A few days ago, I learned of an old friend from years ago who had recently passed away. After his death, I discovered that he had a Face Book page and it was still up. It got me thinking about how social media sites seem timeless, and I wondered what normally happens after the principal dies. This may seem like a bit of a stretch for a blog about family law issues, but there is probably some overlap between probate, family law and estate planning regarding how social media sites react to death and maybe divorce. Fortunately, I was able to find a answer to my question. For an excellent review of how Face Book, MySpace, various Google accounts and Twitter operate after a person's death, take a look at the recent post by Jacqui Cheng in Law & Disorder.
I have previously written here and here and here about the increasingly prominent role of Internet postings on various social media sites that come up in divorce and other family law cases. These posts generally were cautioning people to be careful about what they write on Internet sites. (They also need to be careful about texting.)

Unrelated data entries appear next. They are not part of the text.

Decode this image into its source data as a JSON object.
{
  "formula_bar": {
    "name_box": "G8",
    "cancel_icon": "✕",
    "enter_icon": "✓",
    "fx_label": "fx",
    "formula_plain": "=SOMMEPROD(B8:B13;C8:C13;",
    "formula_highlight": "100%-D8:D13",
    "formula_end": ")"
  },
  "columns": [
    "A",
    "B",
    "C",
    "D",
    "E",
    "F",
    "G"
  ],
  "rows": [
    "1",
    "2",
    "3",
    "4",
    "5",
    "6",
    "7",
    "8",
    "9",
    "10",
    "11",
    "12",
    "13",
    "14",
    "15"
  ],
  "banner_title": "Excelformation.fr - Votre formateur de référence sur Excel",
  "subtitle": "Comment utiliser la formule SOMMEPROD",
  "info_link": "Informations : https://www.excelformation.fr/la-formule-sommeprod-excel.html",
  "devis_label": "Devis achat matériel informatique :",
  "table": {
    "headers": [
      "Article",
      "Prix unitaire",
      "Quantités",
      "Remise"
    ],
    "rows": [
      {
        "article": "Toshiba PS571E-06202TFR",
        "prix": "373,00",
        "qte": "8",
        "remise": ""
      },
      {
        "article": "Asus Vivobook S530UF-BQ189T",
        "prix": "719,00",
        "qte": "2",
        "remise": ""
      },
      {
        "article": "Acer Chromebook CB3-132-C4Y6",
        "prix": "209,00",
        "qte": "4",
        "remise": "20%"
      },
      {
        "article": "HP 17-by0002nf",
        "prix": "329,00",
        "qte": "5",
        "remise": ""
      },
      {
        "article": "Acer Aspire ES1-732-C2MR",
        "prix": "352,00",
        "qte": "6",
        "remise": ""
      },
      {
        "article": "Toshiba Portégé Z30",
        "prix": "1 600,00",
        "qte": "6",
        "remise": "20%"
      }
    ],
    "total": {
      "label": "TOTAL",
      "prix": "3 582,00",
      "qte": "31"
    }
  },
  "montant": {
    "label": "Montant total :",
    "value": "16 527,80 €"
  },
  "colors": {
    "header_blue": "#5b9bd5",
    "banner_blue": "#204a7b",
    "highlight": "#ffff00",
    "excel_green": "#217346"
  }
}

Another possibility that I haven't seen addressed and haven't heard anything about yet is the possibility that an Internet site is a valuable asset which could be included in the property division in a divorce. There are certainly reports about blogs and web sites that become very profitable and generate large incomes. There is value in such a site, but it may be pretty difficult to put a value on it. On the other hand, something that produces thousands of dollars of income a month or year can't be ignored.
In a similar vein, social media can have value that should or could be considered in a property division. A Face Book page might have some commercial value, depending on how it is focused and managed, and a Fan Page on Face Book is specifically available for businesses. Twitter accounts, You Tube and other new media can also have commercial value. The names associated with various social media, blogs or a web site can have commercial value and can be sold, just as a web site can be sold. Licensing agreements are becoming more popular in businesses that rely on the Internet, and the agreements can have value.
People should be aware of the potential issues that will arise in divorce cases where the parties have active on-line businesses and use the social media to promote them. If you or your spouse have such a business, be sure to let your attorney know. If anyone has had a divorce where ownership or value of an Internet business was an issue, please let us know about it and how it was resolved. Just like death, divorce will not necessarily end an on-line business.